Regina Spektor exemplifies not only her amazing skill playing the ivory keys, but also her adorably unique personality that has set her apart from other one-person acts with “Soviet Kitsch.”
Spektor’s music cannot be defined by a single genre, nor can one point out a solid narrative within her music. She literally changes her singing voice with every character portrayed in her songs.
Spektor writes her songs as if they were short stories. Though it may throw the listener off at first when she begins jumping from personality to personality a few times during the same song, you really grow to love her style after listening through “Soviet Kitsch” a few times.

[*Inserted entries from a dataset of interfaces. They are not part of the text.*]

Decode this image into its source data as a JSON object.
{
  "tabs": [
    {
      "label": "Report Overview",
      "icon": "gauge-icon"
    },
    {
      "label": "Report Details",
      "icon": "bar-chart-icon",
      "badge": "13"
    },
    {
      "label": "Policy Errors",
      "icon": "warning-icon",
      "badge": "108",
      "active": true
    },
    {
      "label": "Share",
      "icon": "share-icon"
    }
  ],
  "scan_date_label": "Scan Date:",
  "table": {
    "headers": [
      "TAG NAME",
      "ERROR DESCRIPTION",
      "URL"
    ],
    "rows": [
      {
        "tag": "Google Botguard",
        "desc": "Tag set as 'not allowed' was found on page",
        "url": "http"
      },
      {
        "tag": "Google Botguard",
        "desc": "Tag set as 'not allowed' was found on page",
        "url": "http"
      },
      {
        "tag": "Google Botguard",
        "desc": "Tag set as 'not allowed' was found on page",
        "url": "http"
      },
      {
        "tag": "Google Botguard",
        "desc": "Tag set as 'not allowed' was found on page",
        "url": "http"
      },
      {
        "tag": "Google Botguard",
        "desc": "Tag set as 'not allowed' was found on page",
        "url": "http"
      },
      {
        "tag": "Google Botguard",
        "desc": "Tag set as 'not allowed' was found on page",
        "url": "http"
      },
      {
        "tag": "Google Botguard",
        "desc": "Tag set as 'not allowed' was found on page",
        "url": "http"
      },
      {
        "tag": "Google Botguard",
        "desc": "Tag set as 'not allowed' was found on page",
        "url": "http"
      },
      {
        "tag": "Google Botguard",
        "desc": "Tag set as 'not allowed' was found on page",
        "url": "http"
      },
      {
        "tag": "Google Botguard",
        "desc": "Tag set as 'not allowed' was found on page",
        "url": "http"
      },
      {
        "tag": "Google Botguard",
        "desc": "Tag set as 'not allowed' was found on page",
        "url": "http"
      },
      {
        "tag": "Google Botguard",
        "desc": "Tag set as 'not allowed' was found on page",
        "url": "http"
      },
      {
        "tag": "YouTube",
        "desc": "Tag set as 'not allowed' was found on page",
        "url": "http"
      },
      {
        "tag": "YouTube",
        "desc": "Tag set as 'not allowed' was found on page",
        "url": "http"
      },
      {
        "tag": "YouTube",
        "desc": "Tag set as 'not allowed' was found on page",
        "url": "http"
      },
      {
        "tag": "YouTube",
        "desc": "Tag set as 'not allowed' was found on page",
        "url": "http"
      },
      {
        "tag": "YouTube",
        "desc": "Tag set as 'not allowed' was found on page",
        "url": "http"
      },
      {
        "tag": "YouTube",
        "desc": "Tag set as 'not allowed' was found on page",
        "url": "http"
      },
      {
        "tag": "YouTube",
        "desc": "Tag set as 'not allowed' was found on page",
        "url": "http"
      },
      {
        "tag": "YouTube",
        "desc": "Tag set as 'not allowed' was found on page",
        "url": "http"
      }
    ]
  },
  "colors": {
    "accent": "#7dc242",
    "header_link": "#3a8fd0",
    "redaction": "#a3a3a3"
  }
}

The inspiration for Spektor’s unique coffee shop cabaret-style approach to classical music seems to have originated from her influences as a youth, spanning across the globe and the international and generational spectrum of music, which may have played a large role in forging a path in the modern music industry.
The Moscow-born artist’s influences as the daughter of a music teacher and a violinist are obvious in her piano-dominated arrangements.

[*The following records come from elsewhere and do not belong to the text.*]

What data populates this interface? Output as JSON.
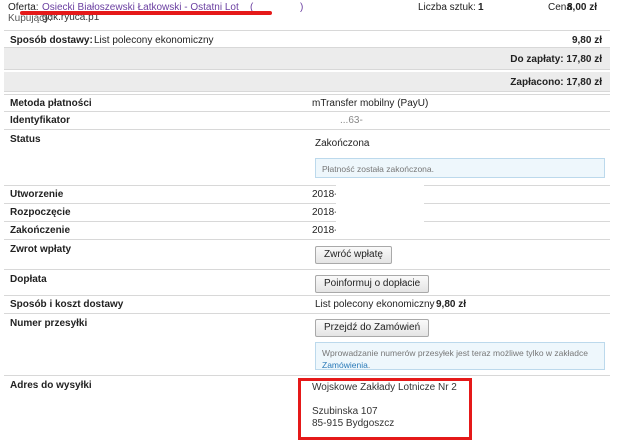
{
  "top": {
    "offer_label": "Oferta:",
    "offer_link": "Osiecki Białoszewski Łatkowski - Ostatni Lot",
    "offer_paren_open": "(",
    "offer_paren_close": ")",
    "buyer_label": "Kupujący:",
    "buyer_value": "gdk.ryuca.p1",
    "qty_label": "Liczba sztuk:",
    "qty_value": "1",
    "price_label": "Cena",
    "price_value": "8,00 zł"
  },
  "delivery_line": {
    "label": "Sposób dostawy:",
    "value": "List polecony ekonomiczny",
    "amount": "9,80 zł"
  },
  "totals": {
    "to_pay": "Do zapłaty: 17,80 zł",
    "paid": "Zapłacono: 17,80 zł"
  },
  "details": {
    "payment_method": {
      "label": "Metoda płatności",
      "value": "mTransfer mobilny (PayU)"
    },
    "identifier": {
      "label": "Identyfikator",
      "value": "...63-"
    },
    "status": {
      "label": "Status",
      "value": "Zakończona",
      "note": "Płatność została zakończona."
    },
    "created": {
      "label": "Utworzenie",
      "value": "2018-"
    },
    "started": {
      "label": "Rozpoczęcie",
      "value": "2018-"
    },
    "finished": {
      "label": "Zakończenie",
      "value": "2018-"
    },
    "refund": {
      "label": "Zwrot wpłaty",
      "button": "Zwróć wpłatę"
    },
    "surcharge": {
      "label": "Dopłata",
      "button": "Poinformuj o dopłacie"
    },
    "delivery_cost": {
      "label": "Sposób i koszt dostawy",
      "value": "List polecony ekonomiczny",
      "amount": "9,80 zł"
    },
    "tracking": {
      "label": "Numer przesyłki",
      "button": "Przejdź do Zamówień",
      "note_text": "Wprowadzanie numerów przesyłek jest teraz możliwe tylko w zakładce ",
      "note_link": "Zamówienia"
    },
    "address": {
      "label": "Adres do wysyłki",
      "line1": "Wojskowe Zakłady Lotnicze Nr 2",
      "line2": "Szubinska 107",
      "line3": "85-915 Bydgoszcz"
    }
  },
  "colors": {
    "highlight": "#e51919",
    "link": "#6a3ea0",
    "info_link": "#2a7ab8"
  }
}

Detail-packed songs of great intensity and passion reflect the singer’s life experiences, such as her family’s migration to the Bronx in 1989. Unfortunately, the Petrof piano given to Spektor by her grandfather would have to stay behind, as it was considered Soviet property.
From then on, she polished her skills primarily by fingering the notes on windowsills and tables, in effect truly living the early life of a rock star.
Now Spektor is finishing that tale, finding fans all over the world, primarily in the United States and Europe.
The music is powerful because it presents many different perspectives. It’s as if there’s an entirely different person behind every song.
And the moods change, as well. In “The Flowers,” the tone is very calm, while “Your Honor” on the other hand, is a full-out punk song.
“Chemo Limo” really touches the soul in a deep way. After quickly listening to this song once, I thought it was going to be a satirical tune about somebody choosing luxury and guilty pleasures over the necessary treatment to save her life.
That analysis could not have been further from the truth though. Once I listened more intently to the lyrics in “Chemo Limo,” I was crushed with an irrepressible sentiment and empathy for those who can never see the silver lining among life’s darkest clouds.
Hearing Spektor become such a heavily afflicted individual, intentionally detached from reality out of fear and pain, affected me on a level beyond that which I’m familiar. Cancer has not affected me, or any of the people close to me, and yet for a moment, Spektor made me feel all the emotions of a person not yet ready to leave this world behind.
The music that pulsates from Spektor is unlike anything in the world today. Listening to “Soviet Kitsch” was more than just entertainment: it was a perspective-altering experience.